As far back as the early 1900's people were warning that in a few years the planet would be overpopulated and everyone would die of starvation. The population has more than doubled since then without those predictions coming true. Since 1960 the population of China has doubled and the population of India has tripled. They are not starving off in mass yet, plus there are tons upon tons of food each year around the globe that is discarded and never used. We can support more people even with current agricultural practices, if needed we could improve those to feed even more.

You also mentioned bring water here from other places in our solar system to keep us from running out of drinking water.
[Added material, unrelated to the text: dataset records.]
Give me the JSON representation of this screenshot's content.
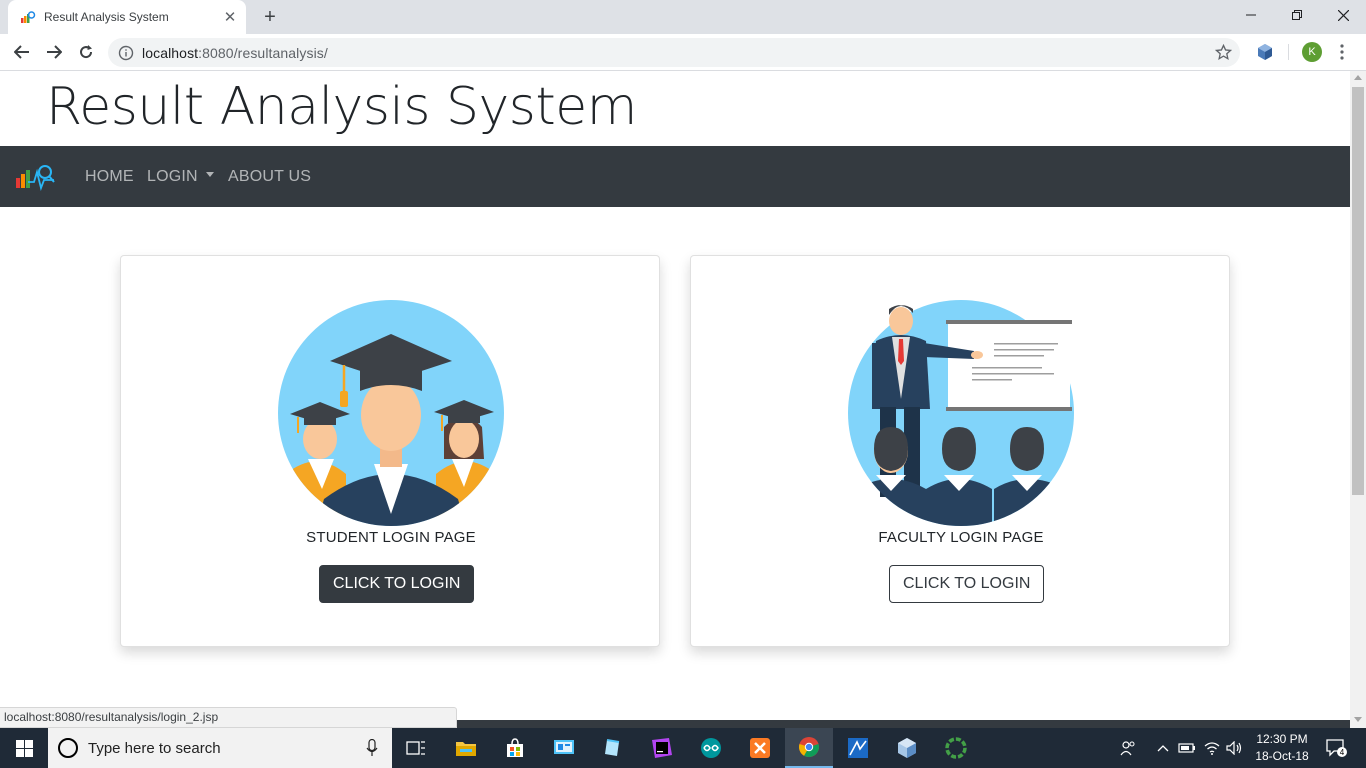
{
  "browser": {
    "tab_title": "Result Analysis System",
    "tab_close": "✕",
    "new_tab": "+",
    "url_host": "localhost",
    "url_rest": ":8080/resultanalysis/",
    "avatar_initial": "K",
    "status_url": "localhost:8080/resultanalysis/login_2.jsp"
  },
  "site": {
    "title": "Result Analysis System",
    "nav": {
      "home": "HOME",
      "login": "LOGIN",
      "about": "ABOUT US"
    }
  },
  "cards": {
    "student": {
      "label": "STUDENT LOGIN PAGE",
      "button": "CLICK TO LOGIN",
      "illustration_icon": "graduates-icon"
    },
    "faculty": {
      "label": "FACULTY LOGIN PAGE",
      "button": "CLICK TO LOGIN",
      "illustration_icon": "presenter-icon"
    }
  },
  "taskbar": {
    "search_placeholder": "Type here to search",
    "time": "12:30 PM",
    "date": "18-Oct-18",
    "notification_count": "4",
    "apps": [
      "task-view-icon",
      "file-explorer-icon",
      "store-icon",
      "control-panel-icon",
      "notepad-icon",
      "phpstorm-icon",
      "arduino-icon",
      "xampp-icon",
      "chrome-icon",
      "netbeans-icon",
      "virtualbox-icon",
      "app-ring-icon"
    ]
  },
  "colors": {
    "navbar": "#343a40",
    "illustration_bg": "#81d4fa",
    "taskbar": "#1f2a37"
  }
}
Where would that be stored, and where would it end up, well most likely in the oceans like all the other water. Now the question is, if you brought in billions and billions of water from off planet what would that added mass do to the planet? Would it affect our climate, or the rotation of the Earth, or even the interaction between the Earth and Sun gravitationally? Currently, no matter how large our population grows or what resources we use up, the mass of the planet remains the same(except for tiny variations from accumulated meteorite impacts and the small amounts of mass we shoot off into space or a little atmospheric loss). This is due to the simple law of conservation of mass, it is neither created or destroyed except when converted to energy in a nuclear reaction, and there is very little converted each year in that process.

The population can grow much larger and still be sustainable, but man will need to learn to control the waste. Not just hazardous waste, but overall waste. We would need to become more efficient, which is happening every day, to continue to sustain ourselves on Earth. Anyone who states that if we add a few billion more people the Earth is going to implode and civilization will end is just fear-mongering.


RE: Deep space is useless for now.
By shadow002 on 4/21/2014 7:18:18 PM , Rating: 2
People don't like to lower their living standards, even if it's for the planets survival....They're too self centered and egotistical for that....It's all about ME ME and more me first.

Also you do realise there are about 1 billion people going without proper nutrition and a clean water supply as it is, so with 3 billion more to deal with?....


RE: Deep space is useless for now.
By JediJeb on 4/22/2014 11:53:53 AM , Rating: 2
quote:
Also you do realise there are about 1 billion people going without proper nutrition and a clean water supply as it is, so with 3 billion more to deal with?....


Again, this is not the limitation of the planet or it's resources, it is a social problem. If we had only 1 million people on the planet and 10 people controlled all the wealth and denied clean water and food from the rest by force you would still have 999,990 people without clean water and enough food to eat. The planet can sustain far more people than we currently have. Those who are currently starving are doing so because something or more precisely someone is keeping them from obtaining the food they need. There is enough over production of food just in the United States that the government pays farmers to keep tracts of land planted in grass that is never cut so that it isn't being used to grow crops or livestock. That along with all the national parks lands that are set aside and not used could feed millions or even billions more people.

Social/political problems are different from an actual physical limitation of the planet to support more people.


"Nowadays you can buy a CPU cheaper than the CPU fan." -- Unnamed AMD executive











botimage
Copyright 2014 DailyTech LLC. - RSS Feed | Advertise | About Us | Ethics | FAQ | Terms, Conditions & Privacy Information | Kristopher Kubicki